“Anhydrous ammonia is the cheapest source of nitrogen per pound of nitrogen, urea is next, then urea ammonium nitrate solution, and then ammonium nitrate is the most expensive,” says Varco.

“With cotton, at 100 pounds of nitrogen from anhydrous ammonia or ammonium nitrate, you’ll spend $29 or so more per acre if you go with the liquid over anhydrous ammonia.

“If you switch to corn at 200 pounds of nitrogen, you’ll spend close to $60 per acre. When you do it on paper, anhydrous ammonia looks good.”

Mississippi has been changing, he says, in terms of the crops being planted.

“Not too long ago, we had 1.25 million acres of cotton.  Now we have 800,000 acres of corn, 500,000 to 600,000 acres of cotton, and cotton is expected to go down.

“When you switch to corn, it doesn’t take as much labor as with cotton. But we’re trading labor costs for fertilizer nitrogen costs. You’re spending $59 more acre for that extra 100 pounds of nitrogen required by corn. You go from a 100-pound nitrogen rate with cotton to a 200-pound rate with corn,” says Varco.

Ammonium nitrate is efficient on most soils in Mississippi as a broadcast spread, he adds. “Urea usually takes a higher nitrogen rate to get the same yield as ammonium nitrate.

“If you did an economic comparison, ammonium nitrate is probably at about 175 to 180 — the nitrogen rate you should apply — whereas urea is closer to the 200-pound rate.

“UAN solution is knifed into the soil, and it’s very efficient, producing almost 200-bushel corn with 150 pounds of nitrogen.

Mississippi State University has a general recommendation of 1.3 pounds of nitrogen per bushel of yield goal for corn, says Varco.

“More and more wells are being dug in Mississippi each year, and we’re depleting the aquifer, even in the state’s Delta region.

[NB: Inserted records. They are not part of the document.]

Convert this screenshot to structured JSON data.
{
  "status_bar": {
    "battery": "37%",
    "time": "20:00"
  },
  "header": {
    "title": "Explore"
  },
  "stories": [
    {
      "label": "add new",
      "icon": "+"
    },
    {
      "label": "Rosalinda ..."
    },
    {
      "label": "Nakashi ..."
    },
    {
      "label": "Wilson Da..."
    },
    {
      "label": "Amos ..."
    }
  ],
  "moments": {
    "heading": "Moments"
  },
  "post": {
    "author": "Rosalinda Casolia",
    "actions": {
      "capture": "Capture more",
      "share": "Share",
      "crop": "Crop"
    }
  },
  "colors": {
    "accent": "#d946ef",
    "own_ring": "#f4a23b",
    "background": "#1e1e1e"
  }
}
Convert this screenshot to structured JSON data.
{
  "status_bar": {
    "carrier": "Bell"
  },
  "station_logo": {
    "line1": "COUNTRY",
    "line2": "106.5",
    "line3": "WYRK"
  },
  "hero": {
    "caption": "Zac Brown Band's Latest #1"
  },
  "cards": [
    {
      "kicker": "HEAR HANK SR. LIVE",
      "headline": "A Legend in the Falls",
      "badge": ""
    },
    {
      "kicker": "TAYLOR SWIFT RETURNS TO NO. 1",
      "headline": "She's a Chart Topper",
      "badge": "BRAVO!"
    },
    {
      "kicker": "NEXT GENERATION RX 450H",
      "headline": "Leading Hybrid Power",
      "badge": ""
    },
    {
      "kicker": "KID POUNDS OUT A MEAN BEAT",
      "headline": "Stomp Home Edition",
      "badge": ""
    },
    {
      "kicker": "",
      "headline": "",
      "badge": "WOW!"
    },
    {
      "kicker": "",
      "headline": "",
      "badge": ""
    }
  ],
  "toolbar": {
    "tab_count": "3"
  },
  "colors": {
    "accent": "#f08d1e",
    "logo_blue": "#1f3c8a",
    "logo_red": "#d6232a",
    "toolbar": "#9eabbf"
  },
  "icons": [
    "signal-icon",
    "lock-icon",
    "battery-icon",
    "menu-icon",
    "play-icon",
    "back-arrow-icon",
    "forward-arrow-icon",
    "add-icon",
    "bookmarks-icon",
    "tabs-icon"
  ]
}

With furrow irrigation in the Delta, it seems that when we flush our soils, we’re flushing the nitrogen.”

Since Mississippi growers are banding nitrogen, Varco says research has been conducted to look at the best place for putting that band.

“We’re spacing nitrogen 6, 12 and 18 inches from the row, so with 38-inch rows, we’re almost in the middle.

“A lot of our growers and the Extension Service recommend that we put nitrogen in the middle. Part of the reason for that is that it’s easy for tractor drivers to do it and not damage the crop. The knife will be in the middle and won’t prune roots.”

Treatments included 15N labeled fertilizer applied at 6, 12 and 18-inch distances from the corn row using both surface and subsurface-banded application.

Following university recommendations, fertilizer nitrogen was split-applied, with 50 percent put down at planting followed by 50 percent at the V6 corn growth stage.

The research showed that with subsurface banding, there wasn’t much difference in banding at 6 and 12 inches from the row, says Varco.